By declining the team option, the club could just cut ties all together before the season starts. This would give them some payroll flexibility while also allowing them to address the catching situation sooner rather than later. However, it may work out to their advantage to keep him around for a little while longer.
If they were to exercise his option and allow him to come back, and prove that he is healthy, they could then trade him, possibly to help fill another need.
It may not make sense to trade if he re-establishes his value, but at that point, the Braves should have already committed themselves to another answer at catcher.
He'd still be an expendable piece, but not one that goes for free.
He may be a popular figure and leader of the Braves, but it can just be a business decision. Whatever the case, moving on from McCann would be a bold move to usher in a new era of Braves baseball.
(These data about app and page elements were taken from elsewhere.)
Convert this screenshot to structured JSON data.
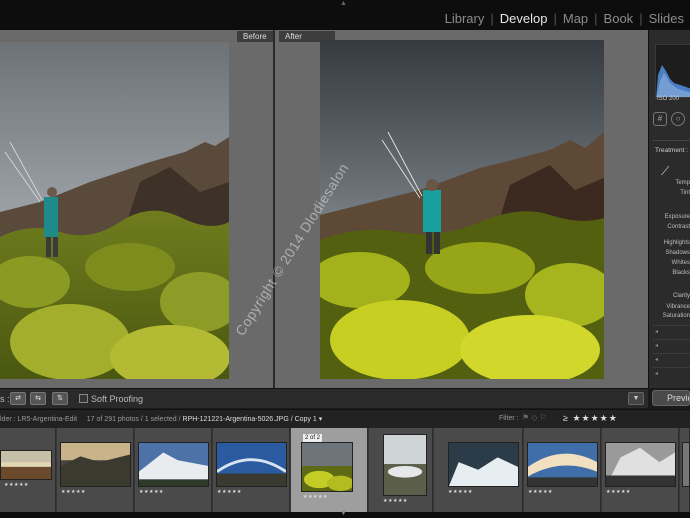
{
  "modules": [
    "Library",
    "Develop",
    "Map",
    "Book",
    "Slides"
  ],
  "active_module": "Develop",
  "views": {
    "before_label": "Before",
    "after_label": "After"
  },
  "watermark": "Copyright © 2014 Dlodiesalon",
  "right_panel": {
    "histogram_info": "ISO 200",
    "treatment_label": "Treatment :",
    "temp_label": "Temp",
    "tint_label": "Tint",
    "exposure_label": "Exposure",
    "contrast_label": "Contrast",
    "highlights_label": "Highlights",
    "shadows_label": "Shadows",
    "whites_label": "Whites",
    "blacks_label": "Blacks",
    "clarity_label": "Clarity",
    "vibrance_label": "Vibrance",
    "saturation_label": "Saturation",
    "previous_label": "Previous"
  },
  "toolbar": {
    "view_label": "s :",
    "soft_proofing_label": "Soft Proofing"
  },
  "filmstrip_info": {
    "folder": "lder : LR5-Argentina-Edit",
    "count": "17 of 291 photos / 1 selected /",
    "filename": "RPH-121221-Argentina-5026.JPG / Copy 1 ▾",
    "filter_label": "Filter :",
    "filter_rating": "≥ ★★★★★"
  },
  "filmstrip": {
    "stars": "★★★★★",
    "selected_badge": "2 of 2",
    "badge_2": "2"
  },
  "colors": {
    "panel_bg": "#6a6a6a",
    "module_active": "#e6e6e6",
    "module_inactive": "#8c8c8c",
    "filmstrip_selected": "#9e9e9e"
  }
}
Josh Hamilton would be expensive, but worth it for the Braves
Signing Josh Hamilton would be the boldest of bold moves that Atlanta could make this offseason.
Before even discussing what this move could mean for the Braves, it must be noted that GM Frank Wren has asserted, possibly due to speculation over this move, that the Braves won't be making rash decisions in free agency.
If I may overlook that for a minute, this is exactly the type of move that the Braves need to make. Take a minute and forget all about Josh Hamilton's off-field problems, though they are a legitimate concern.
Inserting Josh Hamilton into the Atlanta Braves' lineup, with Freddie Freeman and Jason Heyward around him, instantly makes it one of the more dangerous ones in the NL, possibly the whole league.
Some like to attribute Hamilton's success to playing in Texas, which does benefit power hitters, but looking at his splits will show you that there's not a glaring difference in home and away stats.
Another negative against Hamilton is his defense. Signing a player to a large contract if he's a liability in the field seems like a foolish idea, but having a plus-WAR rating is a decent indication that his defense doesn't have an impact on the team winning.
The fact of the matter is that Josh Hamilton is a pure hitter and a game changer. The Braves rarely make big offseason splashes on free agents, but they have the capability to make such a move.
No doubt, it would be a bold move that shakes things up in the NL.
Victorino would be another uncharactersitic signing, but is a fit for Atlanta
Center field is another area of concern for the Braves. Michael Bourn is due for a raise, and though he is a good player, the Braves would be wise to let him walk and let him be overpaid elsewhere.
Thus, another hole is made in the Braves lineup.
Now, Braves fans would be sure to question why all the predictions deal with hitters when the starting pitching is also in need of some work.
Fair point, and maybe it's just me, but I think the pitching will be fine.
Injuries and inconsistency plagued them last season. With everybody healthy, and Jair Jurrjens spending some time on mechanics in Triple-A, the starting pitching should bounce back.
Also, rounding out the lineup might take some pressure off the pitching.
Shane Victorino is the first name that comes to mind as a free agent. He, like Hamilton, leans on the pricey side, but he'd be a great replacement for Bourn.
He provides both offensively and defensively, and plays the game with great passion. Not to mention that fact that it might peeve the Philadelphia Phillies, Victorino's former team, which would sure delight Braves fans.
The Braves could also find themselves dipping into their deep pool of pitching prospects to acquire a center fielder.
Jacoby Ellsbury is an interesting name that could be had at a reasonable price, though Boras might make any trade for him undesireable.
If Atlanta wants to keep it cheap and similar to Bourn, Denard Span and Pete Bourjos might also be available.